May 7, 2009

How China Grows

The book I’m reading is called How China Grows: Investment, Finance and Reform by James Riedel, Jing Jin, and Jian Gao. It talks about how China has developed and grown over the past 30 years or so to become a major economic player in the global market today. It starts off with the economic reforms which began in 1979, which created “incentives and institutions” which were not present in their former socialist economy. The reform was gradual, starting off with an industrial reform from 1978-1993, an agricultural reform from 1979-1985, and finally a transition to a market economy from 1994-2003. It then gets into things such as foreign trade and investment, and how the Chinese began to save money and invest in Chinese companies and also various other investors who invested in the Chinese market from other parts of the world. The fifth chapter gets into the banking industry reform because the financial market was majorly controlled by the banking industry, and the banking industry was mostly in control of the government. The next two chapters speak about the bond markets and stock markets and how the developments in these areas have helped with the success of the Chinese industry. Finally it examines the performance of the macroeconomic policies and how China had developed and expanded throughout their reform period. It also ties together a lot of the previous chapters into explaining how the economy and Chinese market had changed for the better or for the worse during various intervals throughout 1978-2005. The one child policy is also examined and they state that China has become an ageing country long before it was due to be, since the population is starting to peak and beginning to decline and the percentage of elderly (80+) is beginning to dominate the population.

May 4, 2009

Business Guide to China

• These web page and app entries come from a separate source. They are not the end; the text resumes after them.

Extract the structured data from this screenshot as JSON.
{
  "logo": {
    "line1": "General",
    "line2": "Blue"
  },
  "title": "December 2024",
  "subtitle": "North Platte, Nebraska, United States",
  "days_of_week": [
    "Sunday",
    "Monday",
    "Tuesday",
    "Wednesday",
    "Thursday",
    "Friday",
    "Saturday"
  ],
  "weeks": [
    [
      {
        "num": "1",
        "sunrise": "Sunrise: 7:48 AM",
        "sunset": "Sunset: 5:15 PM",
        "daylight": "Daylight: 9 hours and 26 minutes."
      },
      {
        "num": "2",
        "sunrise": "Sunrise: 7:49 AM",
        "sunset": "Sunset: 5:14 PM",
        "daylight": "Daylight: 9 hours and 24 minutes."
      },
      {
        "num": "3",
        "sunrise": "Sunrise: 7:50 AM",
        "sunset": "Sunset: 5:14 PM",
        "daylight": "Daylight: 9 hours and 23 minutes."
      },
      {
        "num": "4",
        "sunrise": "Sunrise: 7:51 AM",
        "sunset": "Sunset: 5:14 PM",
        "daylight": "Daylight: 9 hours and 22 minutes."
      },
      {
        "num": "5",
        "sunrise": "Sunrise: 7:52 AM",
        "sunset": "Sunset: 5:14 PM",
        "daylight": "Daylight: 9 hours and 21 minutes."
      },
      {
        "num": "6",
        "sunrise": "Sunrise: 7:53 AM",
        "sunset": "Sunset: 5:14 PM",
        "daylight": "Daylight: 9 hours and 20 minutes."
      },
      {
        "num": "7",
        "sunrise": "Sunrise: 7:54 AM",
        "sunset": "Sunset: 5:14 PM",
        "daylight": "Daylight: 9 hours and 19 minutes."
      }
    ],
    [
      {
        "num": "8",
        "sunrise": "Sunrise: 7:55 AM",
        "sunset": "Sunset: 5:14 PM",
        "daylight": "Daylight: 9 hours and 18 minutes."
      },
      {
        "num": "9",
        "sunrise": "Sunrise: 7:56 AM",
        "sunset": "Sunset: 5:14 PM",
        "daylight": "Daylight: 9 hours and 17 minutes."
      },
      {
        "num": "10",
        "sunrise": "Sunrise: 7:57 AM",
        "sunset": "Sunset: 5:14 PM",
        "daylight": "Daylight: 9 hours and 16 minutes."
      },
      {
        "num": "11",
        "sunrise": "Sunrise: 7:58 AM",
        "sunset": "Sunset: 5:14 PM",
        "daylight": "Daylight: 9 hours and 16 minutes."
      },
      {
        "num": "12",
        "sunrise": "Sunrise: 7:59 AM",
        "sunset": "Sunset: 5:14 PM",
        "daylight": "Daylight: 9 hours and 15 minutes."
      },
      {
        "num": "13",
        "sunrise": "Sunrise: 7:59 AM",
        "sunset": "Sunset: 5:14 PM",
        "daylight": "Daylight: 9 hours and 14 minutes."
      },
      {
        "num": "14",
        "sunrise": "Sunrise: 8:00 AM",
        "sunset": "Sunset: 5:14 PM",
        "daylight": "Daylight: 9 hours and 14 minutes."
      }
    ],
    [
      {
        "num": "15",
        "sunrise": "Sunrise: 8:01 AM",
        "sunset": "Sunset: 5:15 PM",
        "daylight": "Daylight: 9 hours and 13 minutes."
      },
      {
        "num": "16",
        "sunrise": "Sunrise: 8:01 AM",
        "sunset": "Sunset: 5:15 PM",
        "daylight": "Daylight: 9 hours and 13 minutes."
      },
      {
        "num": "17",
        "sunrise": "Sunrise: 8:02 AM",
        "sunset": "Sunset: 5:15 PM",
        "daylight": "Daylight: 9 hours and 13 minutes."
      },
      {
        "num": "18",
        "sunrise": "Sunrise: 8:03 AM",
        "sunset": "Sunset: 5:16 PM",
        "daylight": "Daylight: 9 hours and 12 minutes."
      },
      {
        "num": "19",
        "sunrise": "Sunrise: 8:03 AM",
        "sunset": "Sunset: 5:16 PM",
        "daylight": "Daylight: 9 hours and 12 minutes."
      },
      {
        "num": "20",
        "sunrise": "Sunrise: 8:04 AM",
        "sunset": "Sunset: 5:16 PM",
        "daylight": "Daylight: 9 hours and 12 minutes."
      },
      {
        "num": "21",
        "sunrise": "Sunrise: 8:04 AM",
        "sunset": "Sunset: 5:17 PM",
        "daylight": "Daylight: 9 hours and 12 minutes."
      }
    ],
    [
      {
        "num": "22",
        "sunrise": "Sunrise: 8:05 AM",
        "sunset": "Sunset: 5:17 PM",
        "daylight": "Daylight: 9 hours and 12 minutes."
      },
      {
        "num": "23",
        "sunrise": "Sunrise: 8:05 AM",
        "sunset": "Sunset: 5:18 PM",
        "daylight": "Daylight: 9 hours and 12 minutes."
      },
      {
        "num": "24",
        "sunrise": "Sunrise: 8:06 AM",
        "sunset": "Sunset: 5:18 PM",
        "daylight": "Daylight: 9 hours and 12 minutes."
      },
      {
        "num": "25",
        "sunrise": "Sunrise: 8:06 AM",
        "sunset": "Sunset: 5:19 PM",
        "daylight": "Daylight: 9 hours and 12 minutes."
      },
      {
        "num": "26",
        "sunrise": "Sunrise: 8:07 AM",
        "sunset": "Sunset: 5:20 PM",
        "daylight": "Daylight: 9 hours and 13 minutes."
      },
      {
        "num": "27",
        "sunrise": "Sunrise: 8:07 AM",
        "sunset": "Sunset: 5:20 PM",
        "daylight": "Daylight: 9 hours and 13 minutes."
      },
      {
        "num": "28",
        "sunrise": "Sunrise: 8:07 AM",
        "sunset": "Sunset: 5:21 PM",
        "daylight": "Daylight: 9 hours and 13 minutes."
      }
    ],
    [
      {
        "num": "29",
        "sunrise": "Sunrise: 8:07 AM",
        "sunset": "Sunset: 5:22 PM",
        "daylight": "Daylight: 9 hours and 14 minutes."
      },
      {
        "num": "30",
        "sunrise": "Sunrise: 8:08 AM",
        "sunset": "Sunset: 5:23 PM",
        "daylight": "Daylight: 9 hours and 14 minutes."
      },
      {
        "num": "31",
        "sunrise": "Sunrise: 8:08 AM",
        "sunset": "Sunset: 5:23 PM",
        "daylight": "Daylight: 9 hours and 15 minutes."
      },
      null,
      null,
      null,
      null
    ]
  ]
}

The Book “Business Guide to China” goes over many different topics related to Chinese Businesses, and relocating businesses to China. There are many important ideas highlighted in this book. First off the management style used most often in China, and is considered to work everywhere, is the matrix management style. A reason for many businesses to relocate their operation to china is highly due to attaining low operating costs. Also China is a big country with a big population, which can only lead to one thing which is a big demand. The biggest barrier for relocating companies is the language. English is not well received by the majority of people in China, as compared to other Asian Countries. Also, competition in China is fierce, many businesses have similar ideas when bringing their businesses to China, and they are competing with one another and original Chinese Businesses. The author of the book, Frankie Chan, does not believe it will lead to a ‘bloodthirsty’ stage as it has done so in many other countries. Some important keys to getting ahead in Chinese Businesses are patience and persistence, both of which are on opposite ends of the continuum can lead to great things. And last but not least, as advertising is important in many countries especially here in America, advertising is the King in China. More and more businesses are increasing their budget to increase different kinds of adverting and promotions.

April 30, 2009

China & Globalization

In its quarter-century-long shift from communism to capitalism, China has transformed itself from a desperately poor nation into a country with one of the fastest-growing and largest economies in the world. Many reforms are the causing factor that is driving the economic genesis. The author, Doug Guthrie, highlights the social, cultural and political factors fostering this revolutionary change. It focuses primarily on how economic structural change is driving the processes, but discusses many other issues as well politics, social change, reform, international economics, and cultural change. Doug Guthrie covers the social, economic, and political factors responsible for the revolutionary changes, and interweaves this broader structural analysis with a consideration of social changes at the micro and macro levels. The book also considers the potential for further change for China.